Algeria holds legislative polls on Thursday that will test both the regime’s response to the Arab Spring and the Islamists’ ability to emulate the electoral gains of their counterparts in the region.
Social discontent and deadly riots had begun to rattle Algeria a year ago when revolutions were sweeping the region, but President Abdelaziz Bouteflika responded with a sprinkling of political reforms and pay rises.
The May 10 polls will see 44 parties — 21 of them newly created — scrap for seats in an enlarged parliament of 462 MPs, in what Bouteflika has hailed as “the dawn of a new era”.
The former single party, Bouteflika’s National Liberation Front (FLN), has been steadily losing ground since pluralism was introduced in 1989 and while it could yet win the most votes, it is expected to seek alliances to govern.
“I don’t think any party can approach a majority alone …. The seats will be scattered between the parties,” Interior Minister Daho Ould Kablia said last month.
The FLN, which has 136 seats in the outgoing assembly, currently sits in a coalition with the National Rally for Democracy of Prime Minister Ahmed Ouyahia and the Movement of Society for Peace, the country’s main legal Islamist party.
The MSP hopes it can cash in on the so-called “Green wave” that swept Islamists to the helm in Tunisia, Morocco and Egypt in the wake of the Arab Spring revolts.
“Our alliance will be the top political force in the next national popular assembly,” said Kamel Mida, a spokesman for Green Algeria, which includes the MSP and two of six other Islamist parties contesting the vote.
But observers argue that the Arab Spring scenario of former opposition Islamist parties rising to power cannot be replicated in Algeria for several reasons.
One of them is that the Islamists are already in power: the MSP was part of a presidential alliance until February but kept its four government posts.

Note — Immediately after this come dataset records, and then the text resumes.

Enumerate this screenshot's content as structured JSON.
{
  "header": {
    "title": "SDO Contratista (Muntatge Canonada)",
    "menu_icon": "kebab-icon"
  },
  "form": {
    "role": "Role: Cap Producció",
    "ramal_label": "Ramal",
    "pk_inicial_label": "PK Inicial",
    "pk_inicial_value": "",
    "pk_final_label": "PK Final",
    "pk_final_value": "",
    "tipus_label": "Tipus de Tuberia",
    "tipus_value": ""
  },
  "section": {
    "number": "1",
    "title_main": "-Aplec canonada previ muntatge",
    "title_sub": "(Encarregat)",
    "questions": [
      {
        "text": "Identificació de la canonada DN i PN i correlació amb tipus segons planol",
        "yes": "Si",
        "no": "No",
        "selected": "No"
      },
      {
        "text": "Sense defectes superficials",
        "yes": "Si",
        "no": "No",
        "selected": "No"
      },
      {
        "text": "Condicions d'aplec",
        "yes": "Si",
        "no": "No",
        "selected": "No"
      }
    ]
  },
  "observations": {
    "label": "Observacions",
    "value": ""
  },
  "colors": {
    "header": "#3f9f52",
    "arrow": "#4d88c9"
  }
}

The other is that many Algerians argue that the country already had its Arab Spring when Islamists won the first round of the 1991 election following the end of the one-party system.
The army interrupted the vote and launched a crackdown, sparking a brutal civil war that left around 200,000 people dead and scars that are still raw ten years after the end of the conflict.
“The Algerian people has learned the lessons from the Islamist episode and wants to avoid a repeat of this national tragedy at all costs,” said Louisa Hanoune, secretary general of the opposition Workers Party.
Islamist parties have struggled to draw crowds during the campaign, as have other movements and the threat of a turnout similar to the record low of 35 per cent reached in 2007 looms large.
The campaign, which wraps up Sunday, has focused on unemployment, which officially stands at 10 per cent but is believed to be almost twice as high, housing issues and the soaring cost of living.
The country’s youth, which accounts for close to three quarters of the 37 million inhabitants, looks set to abstain en masse on Thursday, amid fears over the vote’s credibility and deep distrust of the political class.
“There’s no reason for us to remain in this country, so why vote,” said Hamid, a young man from Annaba, an eastern city from which many illegal migrants set off on the perilous crossing to Sardinia.